INPUT MATERIAL:
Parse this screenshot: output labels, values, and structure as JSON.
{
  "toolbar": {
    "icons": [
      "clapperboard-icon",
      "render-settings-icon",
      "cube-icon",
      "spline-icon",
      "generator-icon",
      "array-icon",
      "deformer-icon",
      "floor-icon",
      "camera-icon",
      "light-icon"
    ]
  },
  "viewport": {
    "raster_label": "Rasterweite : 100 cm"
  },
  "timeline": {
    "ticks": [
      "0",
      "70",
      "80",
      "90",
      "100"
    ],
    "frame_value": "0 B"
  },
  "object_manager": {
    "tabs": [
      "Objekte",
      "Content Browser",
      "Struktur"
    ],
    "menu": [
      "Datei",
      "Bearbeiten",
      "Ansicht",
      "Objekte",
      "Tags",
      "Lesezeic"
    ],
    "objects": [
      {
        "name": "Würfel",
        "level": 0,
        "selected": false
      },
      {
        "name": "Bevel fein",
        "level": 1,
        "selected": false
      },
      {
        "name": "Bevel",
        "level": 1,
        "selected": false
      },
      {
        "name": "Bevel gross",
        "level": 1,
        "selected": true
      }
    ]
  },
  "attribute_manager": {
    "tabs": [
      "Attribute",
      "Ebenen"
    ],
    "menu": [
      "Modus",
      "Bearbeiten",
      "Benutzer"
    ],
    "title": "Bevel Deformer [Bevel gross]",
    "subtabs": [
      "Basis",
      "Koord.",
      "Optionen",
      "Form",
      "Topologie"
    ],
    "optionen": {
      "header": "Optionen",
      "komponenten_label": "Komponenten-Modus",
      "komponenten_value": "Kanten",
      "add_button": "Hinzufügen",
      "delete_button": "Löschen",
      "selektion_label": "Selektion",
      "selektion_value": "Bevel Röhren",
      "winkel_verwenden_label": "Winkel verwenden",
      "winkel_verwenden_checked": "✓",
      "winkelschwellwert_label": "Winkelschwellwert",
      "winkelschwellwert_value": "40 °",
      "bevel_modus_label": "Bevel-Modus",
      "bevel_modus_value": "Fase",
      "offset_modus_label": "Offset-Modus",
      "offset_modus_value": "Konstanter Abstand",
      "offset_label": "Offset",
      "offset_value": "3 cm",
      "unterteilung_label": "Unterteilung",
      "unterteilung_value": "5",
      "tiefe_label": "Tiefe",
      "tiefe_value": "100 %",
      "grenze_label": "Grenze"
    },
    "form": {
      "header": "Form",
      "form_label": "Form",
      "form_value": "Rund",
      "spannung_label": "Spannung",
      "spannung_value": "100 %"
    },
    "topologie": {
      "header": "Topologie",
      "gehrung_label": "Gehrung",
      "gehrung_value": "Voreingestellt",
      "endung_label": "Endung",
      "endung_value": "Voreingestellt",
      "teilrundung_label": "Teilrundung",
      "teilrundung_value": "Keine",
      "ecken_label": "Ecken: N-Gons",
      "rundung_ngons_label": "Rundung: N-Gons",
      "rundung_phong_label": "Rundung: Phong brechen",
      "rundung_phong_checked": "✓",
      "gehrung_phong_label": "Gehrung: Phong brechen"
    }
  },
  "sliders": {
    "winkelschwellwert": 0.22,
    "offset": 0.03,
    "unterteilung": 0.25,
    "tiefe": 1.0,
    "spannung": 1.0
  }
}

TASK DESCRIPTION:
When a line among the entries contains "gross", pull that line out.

SOLUTION TO THE PROBLEM:
        "name": "Bevel gross",
    "title": "Bevel Deformer [Bevel gross]",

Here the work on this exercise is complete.